A MARTINEZ, HOST:

Former Trump White House adviser Steve Bannon is preparing to face New York state charges that he defrauded donors to the nonprofit group We Build the Wall. The move comes just months after Bannon was convicted of contempt of Congress for refusing to comply with a subpoena by the House committee investigating the January 6 attack on the Capitol. NPR's Andrea Bernstein joins us now to discuss the new case.

Andrea, so what's this case about?

ANDREA BERNSTEIN, BYLINE: So this case is expected to be similar to a previous federal case that Bannon was indicted on but never tried on because Trump pardoned Bannon before that could happen. That case was involving this nonprofit, We Build the Wall, which was collecting private donations to build a piece of the border wall.
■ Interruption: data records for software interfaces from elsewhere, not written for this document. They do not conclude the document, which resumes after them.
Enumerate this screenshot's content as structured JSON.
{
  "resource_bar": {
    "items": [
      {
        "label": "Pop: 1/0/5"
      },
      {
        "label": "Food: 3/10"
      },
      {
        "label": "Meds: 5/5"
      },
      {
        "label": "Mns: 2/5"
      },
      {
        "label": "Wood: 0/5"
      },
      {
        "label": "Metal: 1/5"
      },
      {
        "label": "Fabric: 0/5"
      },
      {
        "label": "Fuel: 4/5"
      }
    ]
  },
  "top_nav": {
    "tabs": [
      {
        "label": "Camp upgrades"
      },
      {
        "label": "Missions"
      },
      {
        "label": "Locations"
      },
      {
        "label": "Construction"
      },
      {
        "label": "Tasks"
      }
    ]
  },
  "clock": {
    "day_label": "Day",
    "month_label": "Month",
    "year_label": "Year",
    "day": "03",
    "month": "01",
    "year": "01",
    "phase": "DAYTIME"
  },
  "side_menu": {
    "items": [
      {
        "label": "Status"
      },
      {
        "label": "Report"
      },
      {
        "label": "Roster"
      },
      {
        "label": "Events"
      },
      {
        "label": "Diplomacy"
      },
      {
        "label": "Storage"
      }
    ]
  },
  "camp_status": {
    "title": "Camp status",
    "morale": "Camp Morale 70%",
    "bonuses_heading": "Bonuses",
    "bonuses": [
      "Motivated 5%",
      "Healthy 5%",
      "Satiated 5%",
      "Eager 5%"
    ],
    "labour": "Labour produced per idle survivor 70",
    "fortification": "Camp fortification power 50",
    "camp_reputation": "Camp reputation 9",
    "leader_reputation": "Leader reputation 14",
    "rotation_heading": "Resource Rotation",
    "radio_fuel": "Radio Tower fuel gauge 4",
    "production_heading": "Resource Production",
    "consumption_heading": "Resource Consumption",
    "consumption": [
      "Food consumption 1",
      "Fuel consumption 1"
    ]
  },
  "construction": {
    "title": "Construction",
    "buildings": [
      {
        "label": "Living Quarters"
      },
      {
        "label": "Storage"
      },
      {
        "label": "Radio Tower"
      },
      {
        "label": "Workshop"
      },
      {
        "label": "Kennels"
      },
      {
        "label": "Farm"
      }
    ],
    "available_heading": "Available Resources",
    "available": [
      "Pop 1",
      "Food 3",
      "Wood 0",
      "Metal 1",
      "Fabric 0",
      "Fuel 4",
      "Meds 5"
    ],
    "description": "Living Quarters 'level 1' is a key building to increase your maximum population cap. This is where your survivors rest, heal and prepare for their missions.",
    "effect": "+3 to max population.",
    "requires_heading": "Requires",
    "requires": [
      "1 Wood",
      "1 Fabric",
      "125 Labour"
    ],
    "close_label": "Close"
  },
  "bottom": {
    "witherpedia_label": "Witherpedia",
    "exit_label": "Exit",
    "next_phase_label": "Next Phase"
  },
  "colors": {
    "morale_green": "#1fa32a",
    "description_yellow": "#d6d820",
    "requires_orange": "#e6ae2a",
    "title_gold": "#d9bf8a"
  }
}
And Bannon and others were accused of, basically, skimming money from the donors for personal use for things like travel and credit card debt and the like. In that case, there were three codefendants. Two pleaded guilty. One had a mistrial. A person familiar with the New York case confirms he'll turn himself in tomorrow, which will make him a member of a large and growing group of former top Trump associates in trouble with the law.
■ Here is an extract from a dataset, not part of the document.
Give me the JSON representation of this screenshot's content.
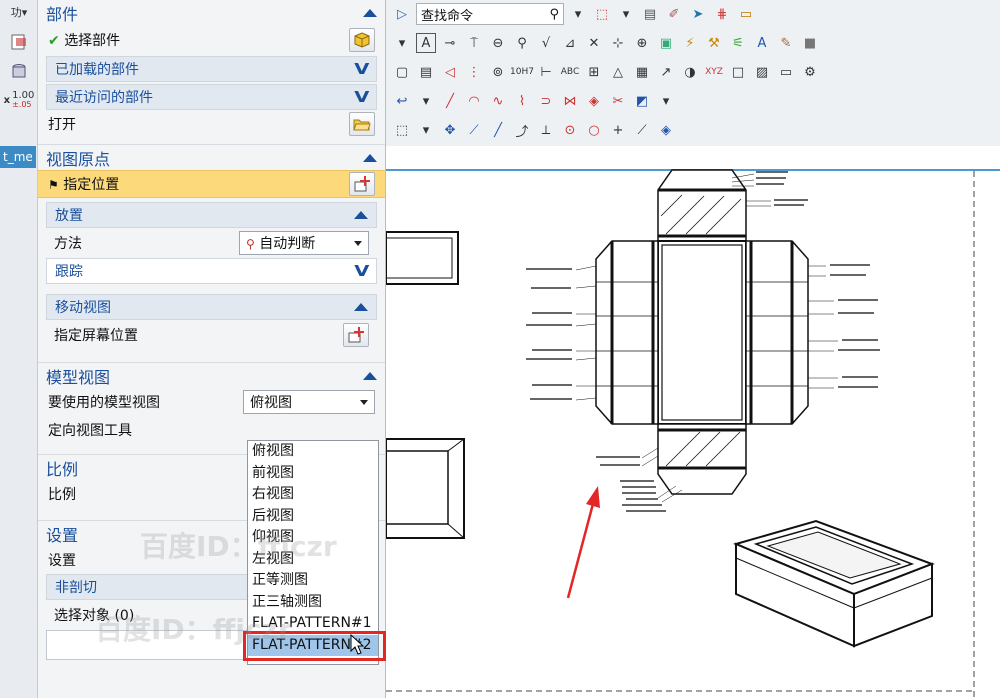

MARTINEZ: How did it happen that state prosecutors get the case?

BERNSTEIN: So in the last 24 hours of his presidency, former President Trump pardoned Bannon. Soon after that, the Manhattan DA and the New York attorney general began looking into whether there were victims or criminal activity in Manhattan. We know from past practice they don't bring a case unless they believe they have evidence beyond a reasonable doubt. That, of course, would be tested in this case with the jury.

MARTINEZ: And this has me wondering if there's a question of double jeopardy here because of the previous federal indictment that led to Trump's presidential pardon of Steve Bannon.

BERNSTEIN: So Bannon probably will argue that there is an issue of double jeopardy. In a statement that he released last night, he's already accused the DA of bringing, quote, "phony charges." Previously, the Manhattan DA - excuse me. Previously, the Manhattan DA was told he could not prosecute former Trump campaign chief Paul Manafort, who had his own case. But that was different because he had already been convicted at trial of fraud and pleaded guilty to conspiracy against the United States and money laundering. In this case, Bannon never went to trial, so it's untested.

MARTINEZ: Is there, though, a connection between this case and the contempt of Congress case?

BERNSTEIN: Well, there is in the sense that Bannon has very clearly acted as if the rule of law does not apply to him. And it's concerning because he was seeking a pardon for the fraud case at the same time that he was communicating with the White House privately and publicly, encouraging people to protest what he said was a falsely - was a fraudulent election. So it's all wrapped up together because he was very clearly trying to get a private benefit from Trump at the same time that he was involved in this very public activity, which he refused to testify about and was subsequently convicted of committing a federal crime in Washington, D.C., for refusing to comply with that committee.

MARTINEZ: All right. That's NPR's Andrea Bernstein.

Thanks a lot, Andrea.

BERNSTEIN: Thank you. Transcript provided by NPR, Copyright NPR.